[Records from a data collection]
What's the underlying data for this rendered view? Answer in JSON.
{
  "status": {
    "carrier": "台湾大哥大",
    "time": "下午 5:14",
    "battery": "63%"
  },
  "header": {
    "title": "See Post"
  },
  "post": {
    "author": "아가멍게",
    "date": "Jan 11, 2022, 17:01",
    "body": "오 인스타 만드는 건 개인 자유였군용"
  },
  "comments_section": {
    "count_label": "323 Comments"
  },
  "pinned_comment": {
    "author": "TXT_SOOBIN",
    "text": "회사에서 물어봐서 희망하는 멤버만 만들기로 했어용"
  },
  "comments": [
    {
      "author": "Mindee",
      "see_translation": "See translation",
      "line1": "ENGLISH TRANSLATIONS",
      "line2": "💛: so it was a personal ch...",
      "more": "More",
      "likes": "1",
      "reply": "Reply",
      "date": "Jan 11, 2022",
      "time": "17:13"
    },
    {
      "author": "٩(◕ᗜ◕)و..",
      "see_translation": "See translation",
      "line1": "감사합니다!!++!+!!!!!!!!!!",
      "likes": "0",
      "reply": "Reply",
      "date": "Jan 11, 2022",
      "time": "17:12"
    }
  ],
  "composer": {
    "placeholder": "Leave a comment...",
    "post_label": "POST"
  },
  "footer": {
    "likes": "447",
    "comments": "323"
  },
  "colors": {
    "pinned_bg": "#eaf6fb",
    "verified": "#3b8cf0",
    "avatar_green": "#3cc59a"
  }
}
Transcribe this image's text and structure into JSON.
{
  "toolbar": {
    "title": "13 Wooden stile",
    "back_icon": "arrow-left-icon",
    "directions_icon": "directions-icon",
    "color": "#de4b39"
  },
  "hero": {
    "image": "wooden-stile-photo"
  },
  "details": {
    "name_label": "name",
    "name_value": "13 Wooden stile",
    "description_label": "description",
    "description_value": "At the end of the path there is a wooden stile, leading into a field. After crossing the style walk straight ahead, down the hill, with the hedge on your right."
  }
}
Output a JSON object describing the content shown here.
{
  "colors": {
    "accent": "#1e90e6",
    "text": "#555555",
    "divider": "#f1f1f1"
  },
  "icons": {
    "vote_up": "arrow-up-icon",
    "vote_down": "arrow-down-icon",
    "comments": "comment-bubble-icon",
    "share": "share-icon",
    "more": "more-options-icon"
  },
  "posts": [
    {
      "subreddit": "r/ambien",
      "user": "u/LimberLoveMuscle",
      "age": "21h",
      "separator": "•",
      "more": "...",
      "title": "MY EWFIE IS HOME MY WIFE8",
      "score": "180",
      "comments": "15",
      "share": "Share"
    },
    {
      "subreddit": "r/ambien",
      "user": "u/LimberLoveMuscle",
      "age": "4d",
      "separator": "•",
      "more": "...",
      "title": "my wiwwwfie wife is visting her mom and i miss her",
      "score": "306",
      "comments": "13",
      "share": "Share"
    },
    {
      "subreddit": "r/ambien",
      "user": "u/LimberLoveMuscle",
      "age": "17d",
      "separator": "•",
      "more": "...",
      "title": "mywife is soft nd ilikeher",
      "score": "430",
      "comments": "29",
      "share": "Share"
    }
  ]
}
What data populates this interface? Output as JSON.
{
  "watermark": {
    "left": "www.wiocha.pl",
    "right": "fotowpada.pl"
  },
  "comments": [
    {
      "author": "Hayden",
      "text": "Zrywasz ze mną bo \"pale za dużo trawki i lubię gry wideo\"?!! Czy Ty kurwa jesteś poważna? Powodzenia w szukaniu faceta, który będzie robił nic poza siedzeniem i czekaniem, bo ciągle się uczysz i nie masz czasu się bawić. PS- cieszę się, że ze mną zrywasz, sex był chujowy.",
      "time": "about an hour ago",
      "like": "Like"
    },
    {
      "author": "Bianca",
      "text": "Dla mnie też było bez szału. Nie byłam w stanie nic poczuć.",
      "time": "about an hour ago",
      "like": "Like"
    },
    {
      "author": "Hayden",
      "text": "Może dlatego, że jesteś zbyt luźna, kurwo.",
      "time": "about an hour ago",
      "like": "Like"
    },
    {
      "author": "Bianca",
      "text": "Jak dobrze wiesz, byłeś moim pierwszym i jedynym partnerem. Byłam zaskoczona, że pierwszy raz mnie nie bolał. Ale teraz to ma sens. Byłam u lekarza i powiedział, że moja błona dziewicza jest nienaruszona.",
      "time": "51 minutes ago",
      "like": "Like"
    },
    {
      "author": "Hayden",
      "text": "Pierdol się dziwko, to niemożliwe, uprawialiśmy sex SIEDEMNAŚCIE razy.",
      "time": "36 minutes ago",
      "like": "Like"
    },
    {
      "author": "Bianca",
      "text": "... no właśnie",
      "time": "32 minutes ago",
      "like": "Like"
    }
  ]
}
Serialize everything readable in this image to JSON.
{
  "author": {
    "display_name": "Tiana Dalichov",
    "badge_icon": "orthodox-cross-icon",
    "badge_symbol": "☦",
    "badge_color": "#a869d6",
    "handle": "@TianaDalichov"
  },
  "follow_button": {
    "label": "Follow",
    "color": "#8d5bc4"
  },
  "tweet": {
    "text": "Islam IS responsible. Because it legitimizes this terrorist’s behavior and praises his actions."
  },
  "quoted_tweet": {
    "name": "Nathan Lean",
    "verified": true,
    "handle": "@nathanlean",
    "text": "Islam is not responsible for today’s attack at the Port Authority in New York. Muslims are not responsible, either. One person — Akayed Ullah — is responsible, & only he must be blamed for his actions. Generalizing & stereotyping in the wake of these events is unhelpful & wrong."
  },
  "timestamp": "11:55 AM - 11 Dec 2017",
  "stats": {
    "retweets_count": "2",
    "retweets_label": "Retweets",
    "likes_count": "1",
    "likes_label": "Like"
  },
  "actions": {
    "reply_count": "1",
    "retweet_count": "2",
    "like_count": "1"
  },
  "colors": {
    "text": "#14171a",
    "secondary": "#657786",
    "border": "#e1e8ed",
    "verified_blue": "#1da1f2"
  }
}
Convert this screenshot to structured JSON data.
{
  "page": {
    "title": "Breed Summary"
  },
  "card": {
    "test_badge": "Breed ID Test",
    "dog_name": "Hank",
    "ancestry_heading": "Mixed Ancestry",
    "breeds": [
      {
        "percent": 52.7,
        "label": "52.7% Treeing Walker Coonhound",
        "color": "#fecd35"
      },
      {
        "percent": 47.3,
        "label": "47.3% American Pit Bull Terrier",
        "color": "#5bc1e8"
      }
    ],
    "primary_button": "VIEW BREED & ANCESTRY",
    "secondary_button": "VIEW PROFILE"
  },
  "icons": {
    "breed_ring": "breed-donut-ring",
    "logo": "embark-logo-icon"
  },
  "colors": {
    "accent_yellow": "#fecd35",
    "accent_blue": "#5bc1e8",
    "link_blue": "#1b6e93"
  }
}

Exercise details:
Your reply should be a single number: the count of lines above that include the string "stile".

Output of the task:
4